ASSIGNMENT ->
Without including any pictures, write out all the entries exactly.
** DATASET EXCERPTS follows **
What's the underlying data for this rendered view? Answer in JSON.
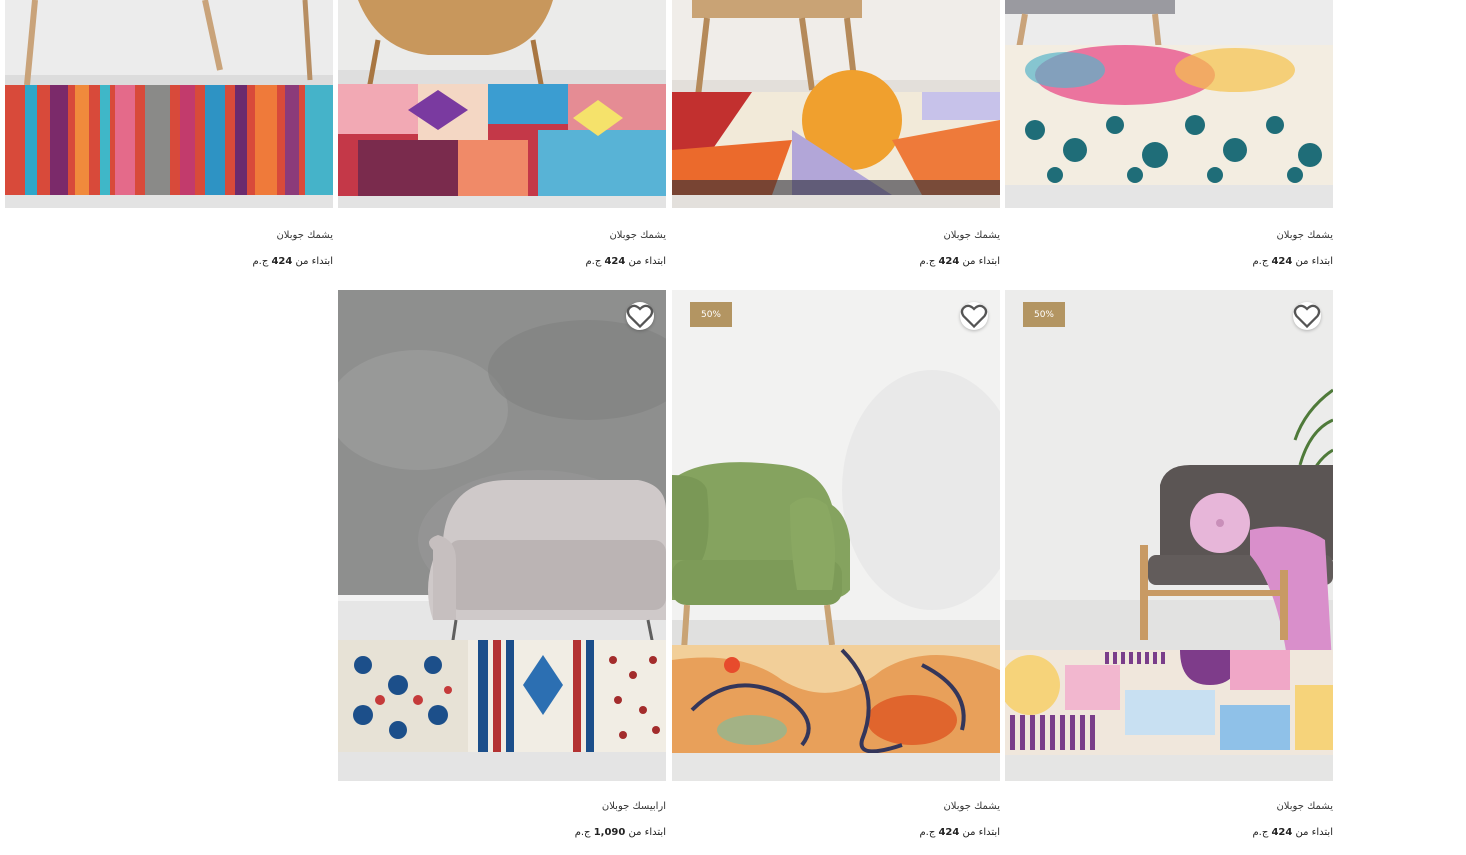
{
  "products_row1": [
    {
      "title": "يشمك جوبلان",
      "price_prefix": "ابتداء من",
      "price": "424",
      "currency": "ج.م"
    },
    {
      "title": "يشمك جوبلان",
      "price_prefix": "ابتداء من",
      "price": "424",
      "currency": "ج.م"
    },
    {
      "title": "يشمك جوبلان",
      "price_prefix": "ابتداء من",
      "price": "424",
      "currency": "ج.م"
    },
    {
      "title": "يشمك جوبلان",
      "price_prefix": "ابتداء من",
      "price": "424",
      "currency": "ج.م"
    }
  ],
  "products_row2": [
    {
      "title": "ارابيسك جوبلان",
      "price_prefix": "ابتداء من",
      "price": "1,090",
      "currency": "ج.م",
      "badge": ""
    },
    {
      "title": "يشمك جوبلان",
      "price_prefix": "ابتداء من",
      "price": "424",
      "currency": "ج.م",
      "badge": "50%"
    },
    {
      "title": "يشمك جوبلان",
      "price_prefix": "ابتداء من",
      "price": "424",
      "currency": "ج.م",
      "badge": "50%"
    }
  ],
  "colors": {
    "badge": "#b39562"
  }
}
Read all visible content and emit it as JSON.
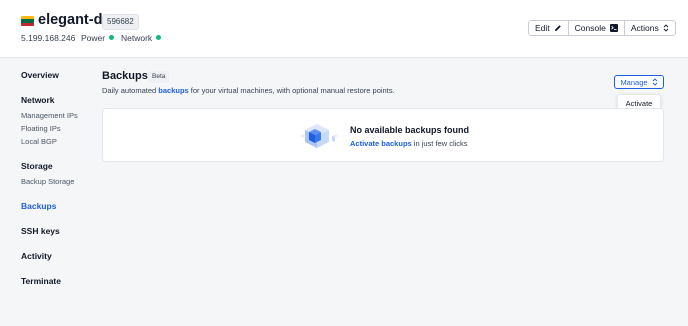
{
  "header": {
    "vm_name": "elegant-doe",
    "vm_id": "596682",
    "ip": "5.199.168.246",
    "power_label": "Power",
    "network_label": "Network",
    "status_color": "#10b981",
    "flag_colors": [
      "#fdb913",
      "#006a44",
      "#c1272d"
    ],
    "actions": {
      "edit_label": "Edit",
      "console_label": "Console",
      "actions_label": "Actions"
    }
  },
  "sidebar": {
    "overview": "Overview",
    "network": {
      "title": "Network",
      "items": [
        "Management IPs",
        "Floating IPs",
        "Local BGP"
      ]
    },
    "storage": {
      "title": "Storage",
      "items": [
        "Backup Storage"
      ]
    },
    "backups": "Backups",
    "ssh_keys": "SSH keys",
    "activity": "Activity",
    "terminate": "Terminate"
  },
  "main": {
    "title": "Backups",
    "badge": "Beta",
    "description": {
      "before": "Daily automated ",
      "link": "backups",
      "after": " for your virtual machines, with optional manual restore points."
    },
    "manage_label": "Manage",
    "dropdown_items": [
      "Activate"
    ],
    "empty": {
      "title": "No available backups found",
      "link": "Activate backups",
      "after": " in just few clicks"
    }
  },
  "colors": {
    "accent": "#1d5fe0",
    "background": "#f5f6f8"
  }
}
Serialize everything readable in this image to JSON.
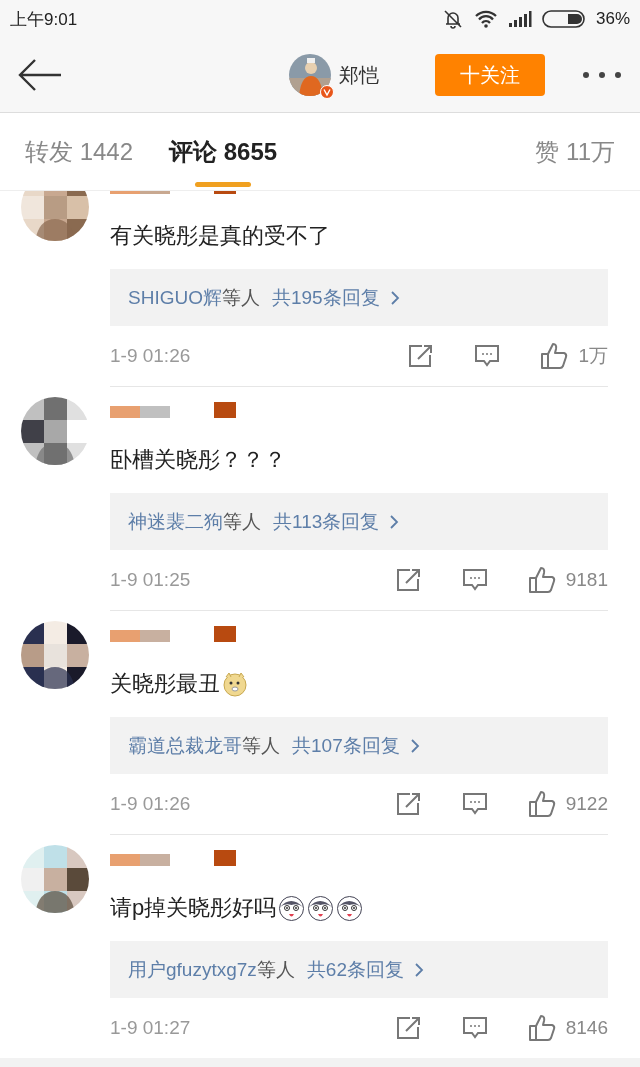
{
  "status_bar": {
    "time": "上午9:01",
    "battery": "36%"
  },
  "header": {
    "avatar": {
      "kind": "picture"
    },
    "verified": true,
    "name": "郑恺",
    "follow_button": "十关注"
  },
  "tabs": [
    {
      "label": "转发",
      "count": "1442",
      "selected": false
    },
    {
      "label": "评论",
      "count": "8655",
      "selected": true
    },
    {
      "label": "赞",
      "count": "11万",
      "selected": false
    }
  ],
  "comments": [
    {
      "avatar": {
        "kind": "picture"
      },
      "name_hidden": true,
      "text": "有关晓彤是真的受不了",
      "replies": {
        "names": "SHIGUO辉",
        "suffix": "等人",
        "total": "共195条回复"
      },
      "time": "1-9 01:26",
      "likes": "1万"
    },
    {
      "avatar": {
        "kind": "picture"
      },
      "name_hidden": true,
      "text": "卧槽关晓彤？？？",
      "replies": {
        "names": "神迷裴二狗",
        "suffix": "等人",
        "total": "共113条回复"
      },
      "time": "1-9 01:25",
      "likes": "9181"
    },
    {
      "avatar": {
        "kind": "picture"
      },
      "name_hidden": true,
      "text": "关晓彤最丑",
      "emojis": [
        {
          "kind": "doge"
        }
      ],
      "replies": {
        "names": "霸道总裁龙哥",
        "suffix": "等人",
        "total": "共107条回复"
      },
      "time": "1-9 01:26",
      "likes": "9122"
    },
    {
      "avatar": {
        "kind": "picture"
      },
      "name_hidden": true,
      "text": "请p掉关晓彤好吗",
      "emojis": [
        {
          "kind": "husky"
        },
        {
          "kind": "husky"
        },
        {
          "kind": "husky"
        }
      ],
      "replies": {
        "names": "用户gfuzytxg7z",
        "suffix": "等人",
        "total": "共62条回复"
      },
      "time": "1-9 01:27",
      "likes": "8146"
    }
  ]
}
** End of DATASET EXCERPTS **
RESPONSE BOX ->
What's the underlying data for this rendered view? Answer in JSON.
{
  "products_row1": [
    {
      "title": "يشمك جوبلان",
      "price_prefix": "ابتداء من",
      "price": "424",
      "currency": "ج.م"
    },
    {
      "title": "يشمك جوبلان",
      "price_prefix": "ابتداء من",
      "price": "424",
      "currency": "ج.م"
    },
    {
      "title": "يشمك جوبلان",
      "price_prefix": "ابتداء من",
      "price": "424",
      "currency": "ج.م"
    },
    {
      "title": "يشمك جوبلان",
      "price_prefix": "ابتداء من",
      "price": "424",
      "currency": "ج.م"
    }
  ],
  "products_row2": [
    {
      "title": "ارابيسك جوبلان",
      "price_prefix": "ابتداء من",
      "price": "1,090",
      "currency": "ج.م",
      "badge": ""
    },
    {
      "title": "يشمك جوبلان",
      "price_prefix": "ابتداء من",
      "price": "424",
      "currency": "ج.م",
      "badge": "50%"
    },
    {
      "title": "يشمك جوبلان",
      "price_prefix": "ابتداء من",
      "price": "424",
      "currency": "ج.م",
      "badge": "50%"
    }
  ],
  "colors": {
    "badge": "#b39562"
  }
}
Read all visible content and emit it as JSON.
{
  "header": {
    "vm_name": "elegant-doe",
    "vm_id": "596682",
    "ip": "5.199.168.246",
    "power_label": "Power",
    "network_label": "Network",
    "status_color": "#10b981",
    "flag_colors": [
      "#fdb913",
      "#006a44",
      "#c1272d"
    ],
    "actions": {
      "edit_label": "Edit",
      "console_label": "Console",
      "actions_label": "Actions"
    }
  },
  "sidebar": {
    "overview": "Overview",
    "network": {
      "title": "Network",
      "items": [
        "Management IPs",
        "Floating IPs",
        "Local BGP"
      ]
    },
    "storage": {
      "title": "Storage",
      "items": [
        "Backup Storage"
      ]
    },
    "backups": "Backups",
    "ssh_keys": "SSH keys",
    "activity": "Activity",
    "terminate": "Terminate"
  },
  "main": {
    "title": "Backups",
    "badge": "Beta",
    "description": {
      "before": "Daily automated ",
      "link": "backups",
      "after": " for your virtual machines, with optional manual restore points."
    },
    "manage_label": "Manage",
    "dropdown_items": [
      "Activate"
    ],
    "empty": {
      "title": "No available backups found",
      "link": "Activate backups",
      "after": " in just few clicks"
    }
  },
  "colors": {
    "accent": "#1d5fe0",
    "background": "#f5f6f8"
  }
}
Serialize everything readable in this image to JSON.
{
  "status_bar": {
    "time": "上午9:01",
    "battery": "36%"
  },
  "header": {
    "avatar": {
      "kind": "picture"
    },
    "verified": true,
    "name": "郑恺",
    "follow_button": "十关注"
  },
  "tabs": [
    {
      "label": "转发",
      "count": "1442",
      "selected": false
    },
    {
      "label": "评论",
      "count": "8655",
      "selected": true
    },
    {
      "label": "赞",
      "count": "11万",
      "selected": false
    }
  ],
  "comments": [
    {
      "avatar": {
        "kind": "picture"
      },
      "name_hidden": true,
      "text": "有关晓彤是真的受不了",
      "replies": {
        "names": "SHIGUO辉",
        "suffix": "等人",
        "total": "共195条回复"
      },
      "time": "1-9 01:26",
      "likes": "1万"
    },
    {
      "avatar": {
        "kind": "picture"
      },
      "name_hidden": true,
      "text": "卧槽关晓彤？？？",
      "replies": {
        "names": "神迷裴二狗",
        "suffix": "等人",
        "total": "共113条回复"
      },
      "time": "1-9 01:25",
      "likes": "9181"
    },
    {
      "avatar": {
        "kind": "picture"
      },
      "name_hidden": true,
      "text": "关晓彤最丑",
      "emojis": [
        {
          "kind": "doge"
        }
      ],
      "replies": {
        "names": "霸道总裁龙哥",
        "suffix": "等人",
        "total": "共107条回复"
      },
      "time": "1-9 01:26",
      "likes": "9122"
    },
    {
      "avatar": {
        "kind": "picture"
      },
      "name_hidden": true,
      "text": "请p掉关晓彤好吗",
      "emojis": [
        {
          "kind": "husky"
        },
        {
          "kind": "husky"
        },
        {
          "kind": "husky"
        }
      ],
      "replies": {
        "names": "用户gfuzytxg7z",
        "suffix": "等人",
        "total": "共62条回复"
      },
      "time": "1-9 01:27",
      "likes": "8146"
    }
  ]
}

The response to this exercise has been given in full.